### Work instruction
Below are some records. Copy every line in them that holds "apply".

### Element data from apps and pages
----------------------------------------
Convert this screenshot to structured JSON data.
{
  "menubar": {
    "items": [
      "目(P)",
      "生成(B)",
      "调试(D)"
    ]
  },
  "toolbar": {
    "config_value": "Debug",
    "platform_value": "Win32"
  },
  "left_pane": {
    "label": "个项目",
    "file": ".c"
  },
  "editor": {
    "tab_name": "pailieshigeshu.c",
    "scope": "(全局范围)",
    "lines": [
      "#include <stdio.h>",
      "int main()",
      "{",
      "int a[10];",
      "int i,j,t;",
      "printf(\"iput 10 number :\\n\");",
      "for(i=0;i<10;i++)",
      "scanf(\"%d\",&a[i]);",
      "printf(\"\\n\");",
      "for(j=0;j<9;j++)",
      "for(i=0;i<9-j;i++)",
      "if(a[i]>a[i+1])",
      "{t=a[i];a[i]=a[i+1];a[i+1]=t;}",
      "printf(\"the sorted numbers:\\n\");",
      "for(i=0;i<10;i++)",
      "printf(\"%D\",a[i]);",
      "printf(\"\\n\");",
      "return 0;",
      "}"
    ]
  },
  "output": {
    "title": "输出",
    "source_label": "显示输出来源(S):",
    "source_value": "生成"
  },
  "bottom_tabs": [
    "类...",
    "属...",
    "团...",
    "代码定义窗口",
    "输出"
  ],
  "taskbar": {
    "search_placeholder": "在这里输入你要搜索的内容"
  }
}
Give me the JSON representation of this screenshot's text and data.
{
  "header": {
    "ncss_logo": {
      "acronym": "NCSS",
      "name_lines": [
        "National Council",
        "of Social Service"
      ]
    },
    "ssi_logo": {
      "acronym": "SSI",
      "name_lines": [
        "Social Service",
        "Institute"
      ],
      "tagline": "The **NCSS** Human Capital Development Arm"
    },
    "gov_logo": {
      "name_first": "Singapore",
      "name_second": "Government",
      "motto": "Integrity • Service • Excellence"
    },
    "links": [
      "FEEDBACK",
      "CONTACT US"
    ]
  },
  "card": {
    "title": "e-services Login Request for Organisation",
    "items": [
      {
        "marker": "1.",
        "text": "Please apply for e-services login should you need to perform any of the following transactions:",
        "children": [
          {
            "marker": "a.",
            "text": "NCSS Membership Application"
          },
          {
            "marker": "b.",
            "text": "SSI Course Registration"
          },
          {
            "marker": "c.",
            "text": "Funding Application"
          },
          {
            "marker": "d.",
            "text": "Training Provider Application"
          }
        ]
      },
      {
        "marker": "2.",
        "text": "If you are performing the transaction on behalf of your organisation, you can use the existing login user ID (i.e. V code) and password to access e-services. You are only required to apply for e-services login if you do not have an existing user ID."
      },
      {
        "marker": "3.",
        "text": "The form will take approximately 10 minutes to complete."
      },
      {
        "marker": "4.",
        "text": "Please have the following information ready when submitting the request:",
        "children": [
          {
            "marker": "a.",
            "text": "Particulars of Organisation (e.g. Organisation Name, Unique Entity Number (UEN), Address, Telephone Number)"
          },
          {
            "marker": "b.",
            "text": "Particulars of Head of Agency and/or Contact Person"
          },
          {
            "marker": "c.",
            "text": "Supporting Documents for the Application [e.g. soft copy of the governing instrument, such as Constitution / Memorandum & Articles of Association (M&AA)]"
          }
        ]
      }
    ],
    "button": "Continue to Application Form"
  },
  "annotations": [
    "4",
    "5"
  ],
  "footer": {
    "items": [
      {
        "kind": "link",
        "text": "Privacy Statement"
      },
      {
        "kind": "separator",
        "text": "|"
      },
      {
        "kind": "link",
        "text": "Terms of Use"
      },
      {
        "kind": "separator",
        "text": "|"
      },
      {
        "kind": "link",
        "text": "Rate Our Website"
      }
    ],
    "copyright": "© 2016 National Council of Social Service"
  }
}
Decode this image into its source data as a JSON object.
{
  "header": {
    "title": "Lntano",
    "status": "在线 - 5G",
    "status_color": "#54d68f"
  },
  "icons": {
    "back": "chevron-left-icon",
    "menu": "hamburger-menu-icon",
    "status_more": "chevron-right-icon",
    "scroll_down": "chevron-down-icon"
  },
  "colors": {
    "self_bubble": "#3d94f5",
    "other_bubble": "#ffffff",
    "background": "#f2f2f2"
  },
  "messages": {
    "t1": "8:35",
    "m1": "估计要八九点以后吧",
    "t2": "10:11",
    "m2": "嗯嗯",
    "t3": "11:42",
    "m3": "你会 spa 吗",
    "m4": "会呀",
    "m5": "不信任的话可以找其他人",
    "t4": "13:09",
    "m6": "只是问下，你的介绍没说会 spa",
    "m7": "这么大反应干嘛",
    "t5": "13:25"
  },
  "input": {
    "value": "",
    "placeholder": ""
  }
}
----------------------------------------
### Exercise result
        "text": "Please apply for e-services login should you need to perform any of the following transactions:",
        "text": "If you are performing the transaction on behalf of your organisation, you can use the existing login user ID (i.e. V code) and password to access e-services. You are only required to apply for e-services login if you do not have an existing user ID."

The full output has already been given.